With the advent of road discs, Kool Stop has had its work cut out, adding disc pads in various compounds for all the manufacturers now jumping at the chance to manage descents slightly better.
Pads for Sram’s road discs in three compounds were shown at Interbike and the firm says it is preparing for the emergence of the market, whether or not it becomes mainstream or not. For the UK market, the organic compound is perhaps the best all rounder.
Electric bike pads are another sector growing for the label and as such there’s a number of new specific pads in various compounds now available to better handle the ‘feel of e-bike acceleration and deceleration’. A thermal barrier is built in to keep these pads cool.
One of the big announcements pre show was the debut of Lemond Bikes at the show and the first day saw press gather to inspect a line of three limited edition builds.
Each currently uses the same frame, a proprietary Lemond design that builds ‘supreme compliance into the rear triangle’.
The bikes will be sold direct to dealer in the UK and BikeBiz was told Saddleback, who currently handle Lemond turbo trainers, will handle such enquiries on behalf of the label.

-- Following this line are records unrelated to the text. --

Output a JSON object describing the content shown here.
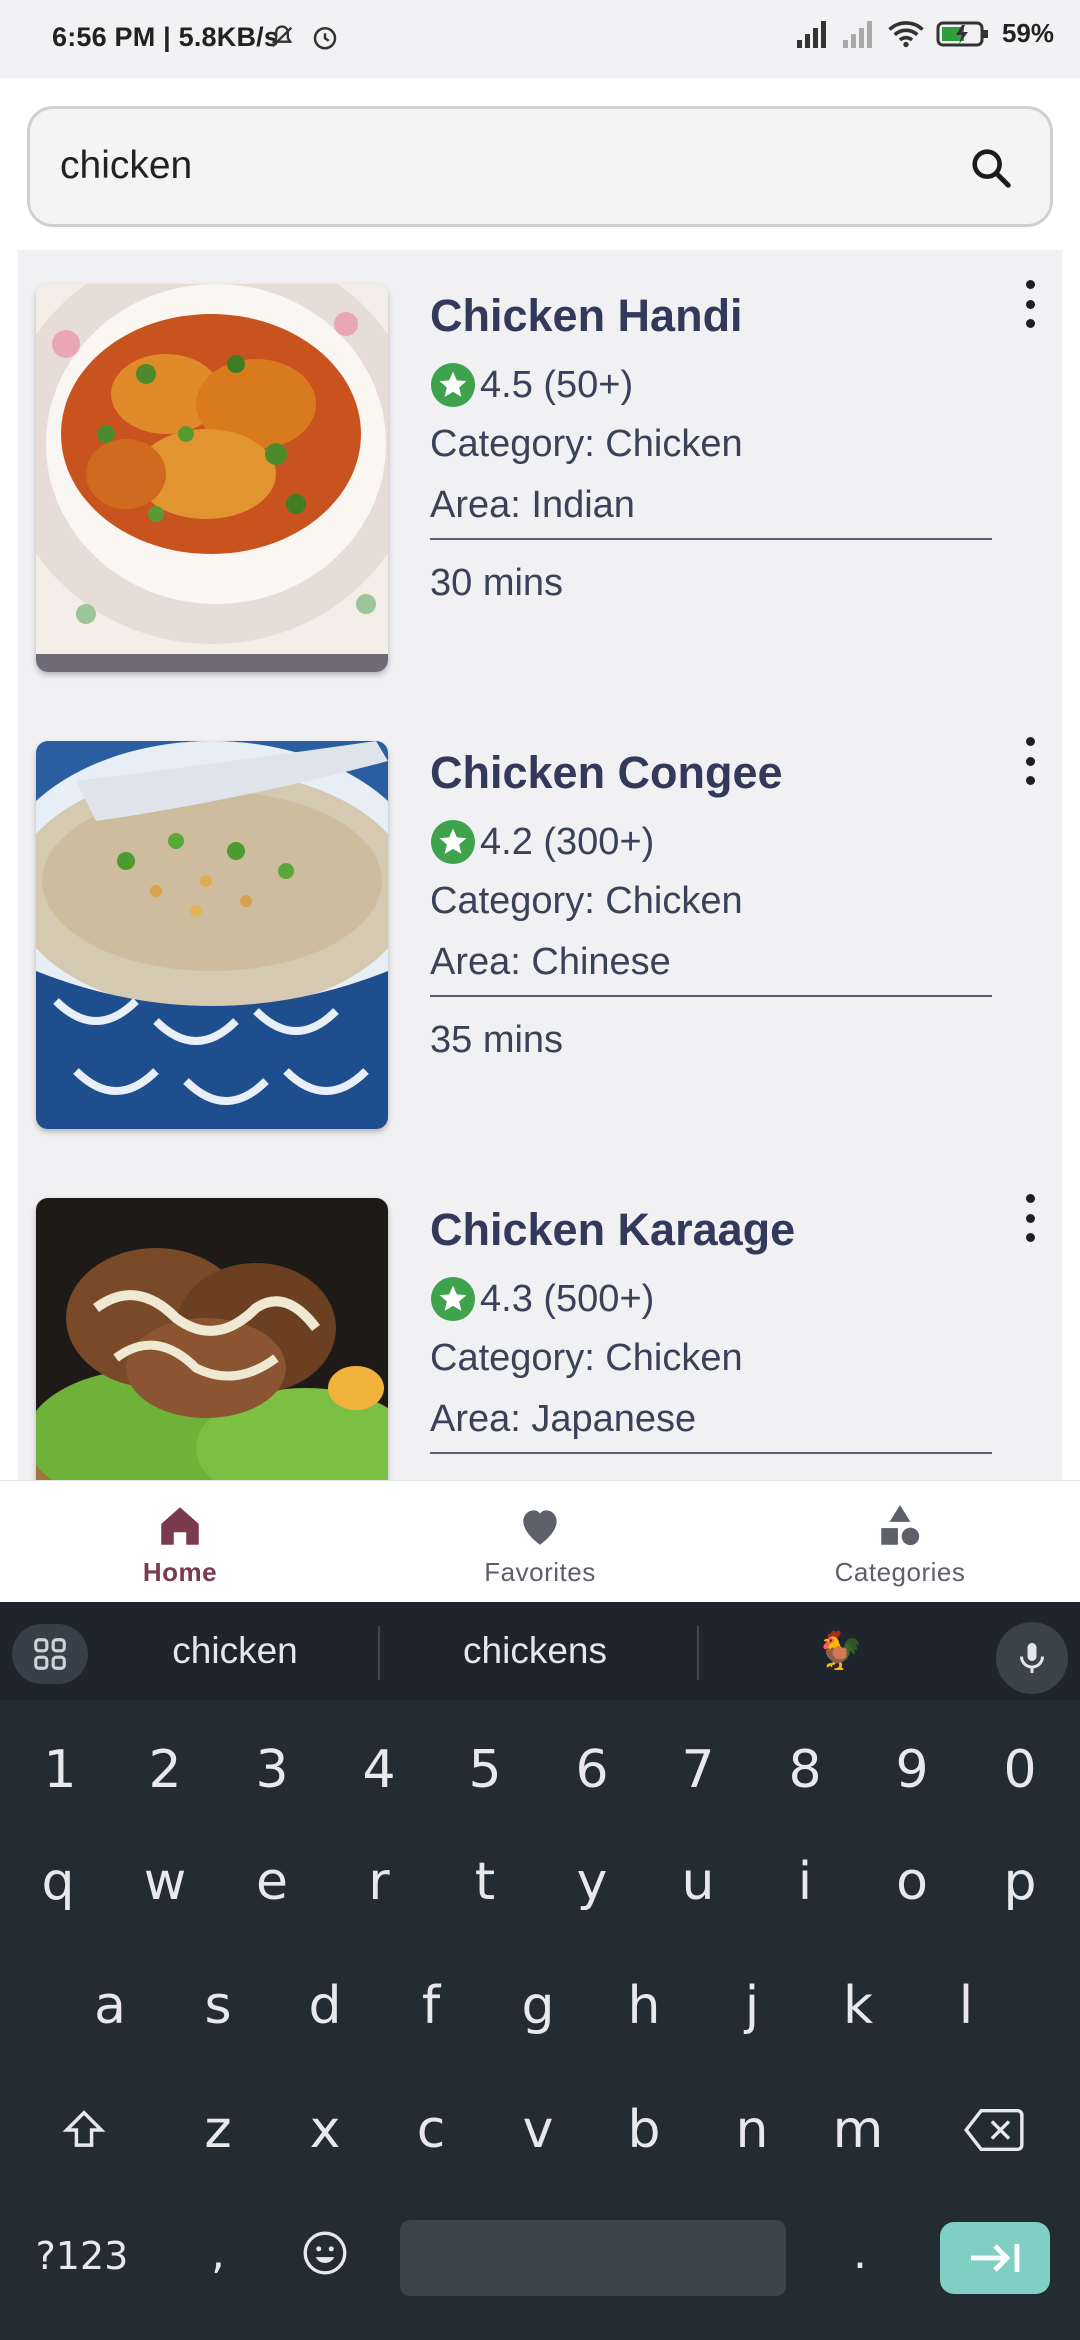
{
  "status_bar": {
    "time": "6:56 PM",
    "speed": "5.8KB/s",
    "battery": "59%"
  },
  "search": {
    "value": "chicken",
    "placeholder": ""
  },
  "recipes": [
    {
      "title": "Chicken Handi",
      "rating": "4.5 (50+)",
      "category": "Category: Chicken",
      "area": "Area: Indian",
      "time": "30 mins"
    },
    {
      "title": "Chicken Congee",
      "rating": "4.2 (300+)",
      "category": "Category: Chicken",
      "area": "Area: Chinese",
      "time": "35 mins"
    },
    {
      "title": "Chicken Karaage",
      "rating": "4.3 (500+)",
      "category": "Category: Chicken",
      "area": "Area: Japanese",
      "time": ""
    }
  ],
  "nav": {
    "home": "Home",
    "favorites": "Favorites",
    "categories": "Categories"
  },
  "keyboard": {
    "suggestions": [
      "chicken",
      "chickens",
      "🐓"
    ],
    "numbers": [
      "1",
      "2",
      "3",
      "4",
      "5",
      "6",
      "7",
      "8",
      "9",
      "0"
    ],
    "row1": [
      "q",
      "w",
      "e",
      "r",
      "t",
      "y",
      "u",
      "i",
      "o",
      "p"
    ],
    "row2": [
      "a",
      "s",
      "d",
      "f",
      "g",
      "h",
      "j",
      "k",
      "l"
    ],
    "row3": [
      "z",
      "x",
      "c",
      "v",
      "b",
      "n",
      "m"
    ],
    "symbols_key": "?123",
    "comma_key": ",",
    "period_key": "."
  },
  "colors": {
    "accent": "#7b3a4d",
    "title": "#33395a",
    "star_green": "#3fa34d",
    "enter_key": "#7fcfc5"
  }
}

The long-term goal for the brand, we’re told, is to be a price accessible, but high-end brand with a range a little deeper than the current three. The builds on show at Interbike begun with a $4,500 frameset, with a Chorus specced complete the cheapest at $7,500 and the most expensive a Super Record EPS bike at $11,999